Lawrencev. Texas (2003)

Inthis case, police officers in Houston were dispatched to respond toinformation regarding weapons disturbance. The Houston officerstherefore entered in a private residence of John Geddes Lawrence whois the second petitioner of this case (Justia, 2016). However theofficers reported to have found the petitioner engaging in intimateact with Tyron Garner. The crime reported by the police officers wasthat the petitioner was engaging in sexual intercourse with theperson of the same gender, which was male. The police officers termedthis sexual act that involved anal intercourse as deviate sexualintercourse. After the arrest and an overnight custody in the policecells, the two petitioners were charged and consequently convicted inthe lower courts. However, the two petitioners challenged the lowercourts decisions and claimed protection under the fourth amendmentclause (Justia, 2016).

Thejustice of peace held that the two petitioners Lawrence and Garnerhad violated the penal code that forbids sexual intercourse orrelations with a person of the same sex. This punitive code definesthis type of sexual behavior as deviate as is described to be anyform of contact of genitals, mouth or anus of people of the samegender. In this case, petitioners were ordered by this lower court topay $141.25 and a fine of $200 each (Legal, 2003). This is after theyentered a plea because their challenge of this statute was rejected.Lawrence and Garner claimed their right for trial arguing that thesaid statute was an infringement of equal protection clause that isunder Fourth Amendment Clause (Legal, 2003).

Thecourt heard arguments from the petitioners based on the Due ProcessClauses found in the Forth Amendment and the Equal Protection(Justia, 2016). In this case, the petitioner argued that the FourthAmendment protects them from unwarranted government invasion that wasevidenced by the police officers.

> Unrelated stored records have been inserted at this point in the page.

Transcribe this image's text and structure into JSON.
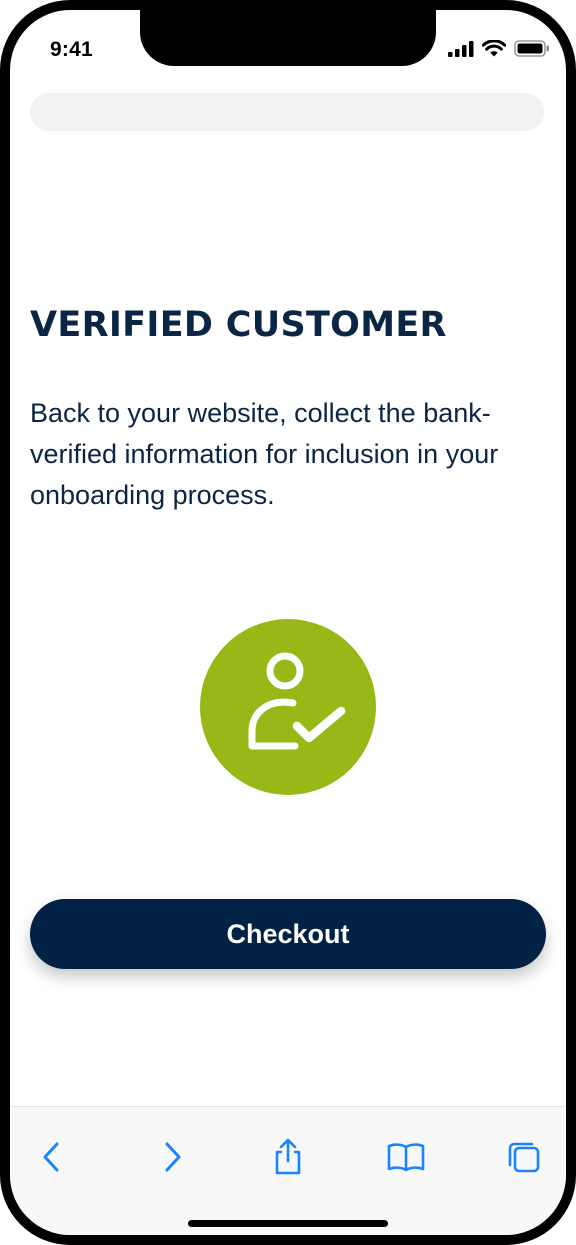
{
  "status_bar": {
    "time": "9:41",
    "icons": [
      "signal-icon",
      "wifi-icon",
      "battery-icon"
    ]
  },
  "browser": {
    "address_bar_text": "",
    "toolbar": {
      "items": [
        "back-icon",
        "forward-icon",
        "share-icon",
        "bookmarks-icon",
        "tabs-icon"
      ]
    }
  },
  "content": {
    "title": "VERIFIED CUSTOMER",
    "description": "Back to your website, collect the bank-verified information for inclusion in your onboarding process.",
    "badge_icon": "user-check-icon",
    "checkout_label": "Checkout"
  },
  "colors": {
    "primary_navy": "#012245",
    "heading_navy": "#0b2545",
    "badge_green": "#98b818",
    "ios_blue": "#1a84ff"
  }
}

Therefore,the petitioners argued that they had the right of enjoying theirliberty which includes freedom of belief, thought, and certainintimate conduct as well as freedom of expression (Legal, 2003). Thismeans that they had the right of privacy from such governmentintrusion that is unwarranted. This is because such intrusion to anindividual’s privacy by the government leads to negative effectsdecisions that are fundamentally personal in nature. However, thecourt rejected these arguments and eventually affirmed theconvictions held in the lower courts. The courts argued that Bowersv. Hardwick was relevant in this case and hence controlling as far asthe Due Process argument was concerned (Justia, 2016).

Thecourt used various reasoning to reaching its decision regardingLawrence v. Garner. The first reasoning that the court had was theviolation of the Fourth Amendment by the homosexual actions of thepetitioners (Legal, 2003). For this reason, the court had todetermine whether sexual intimacy between two same sex couples orpersons violated the Fourth Amendment or whether it guaranteed equalprotection under the Texas law on homosexual behavior. Secondly thecourt reasoned on issues regarding privacy and liberty that isprotected by the Due Process presented by the petitioners (Legal,2003). This is because Lawrence and Garner had engaged in aconsensual sexual intimacy in the privacy of their home.

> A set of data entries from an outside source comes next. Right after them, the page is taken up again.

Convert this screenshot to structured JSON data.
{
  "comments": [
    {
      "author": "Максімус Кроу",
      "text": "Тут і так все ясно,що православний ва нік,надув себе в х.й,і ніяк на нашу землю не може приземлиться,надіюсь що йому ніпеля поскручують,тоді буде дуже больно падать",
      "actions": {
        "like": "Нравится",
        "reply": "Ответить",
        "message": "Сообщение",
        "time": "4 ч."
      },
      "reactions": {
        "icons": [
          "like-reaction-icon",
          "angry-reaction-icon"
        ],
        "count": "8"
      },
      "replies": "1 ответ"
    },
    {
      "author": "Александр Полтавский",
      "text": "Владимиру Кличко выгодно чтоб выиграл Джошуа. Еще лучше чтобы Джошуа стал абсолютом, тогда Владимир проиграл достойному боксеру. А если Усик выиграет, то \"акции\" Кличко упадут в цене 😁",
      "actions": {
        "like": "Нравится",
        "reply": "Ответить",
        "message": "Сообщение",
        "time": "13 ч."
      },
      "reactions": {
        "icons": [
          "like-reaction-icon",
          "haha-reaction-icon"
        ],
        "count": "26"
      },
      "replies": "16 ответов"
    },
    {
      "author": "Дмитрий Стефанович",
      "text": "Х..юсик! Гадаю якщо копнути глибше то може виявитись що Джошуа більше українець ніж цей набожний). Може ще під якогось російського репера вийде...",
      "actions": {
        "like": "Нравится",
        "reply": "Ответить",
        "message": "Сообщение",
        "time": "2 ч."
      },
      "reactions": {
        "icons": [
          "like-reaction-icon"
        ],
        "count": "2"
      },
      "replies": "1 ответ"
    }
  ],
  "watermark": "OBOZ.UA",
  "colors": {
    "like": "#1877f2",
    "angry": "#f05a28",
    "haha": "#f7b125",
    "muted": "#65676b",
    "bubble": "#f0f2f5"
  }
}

Thesignificance of the court’s decision is that the sexual intimacybetween two adult male adults is not a fundamental right (Justia,2016). This is as far as the argument on Due Process Clause in theFourth Amendment is concerned. Therefore, one is left with thequestion whether the court was able to appreciate the extent ofLawrence and Garners’ privacy and liberty.

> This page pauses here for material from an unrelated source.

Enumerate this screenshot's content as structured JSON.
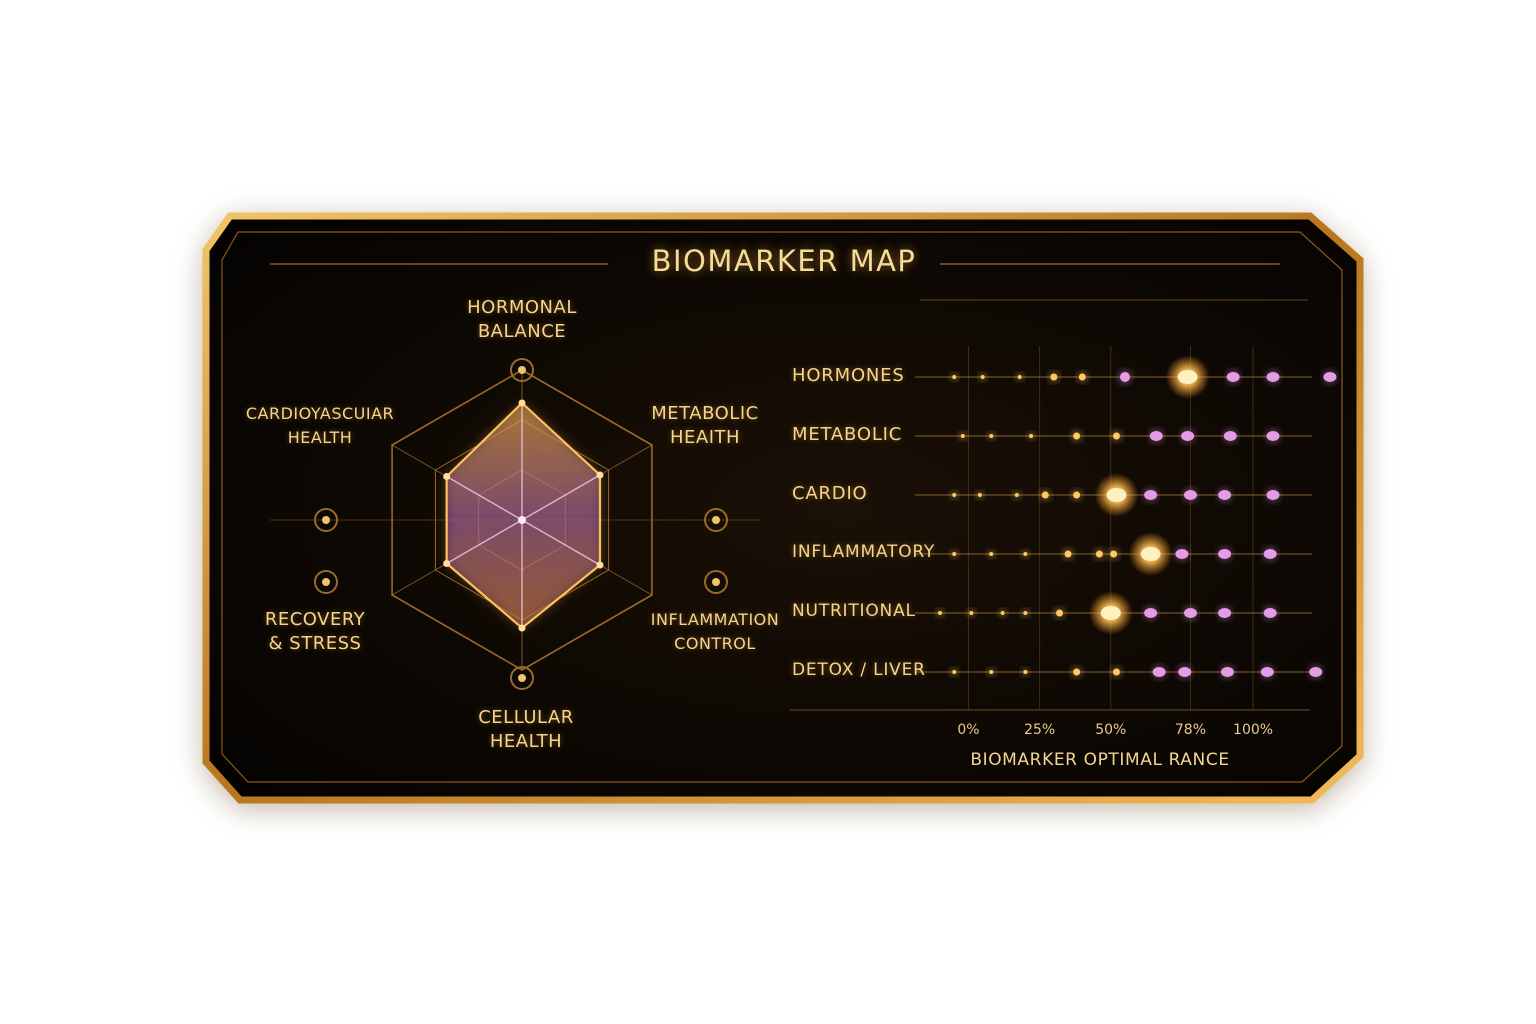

LegalInformation Institute. (June 26th,2003). LAWRENCEV. TEXAS (02-102) 539U.S. 558 (2003)41 S.&nbspW. 3d 349, reversed and remanded.Retrieved from &gt Accessed onJuly 13, 2016.

JUSTIAU.S Supreme court. (October, 2004). Lawrencev. Texas 539 U.S. 558 (2003).Retrieved from &gt DateAccessed. July 14, 2016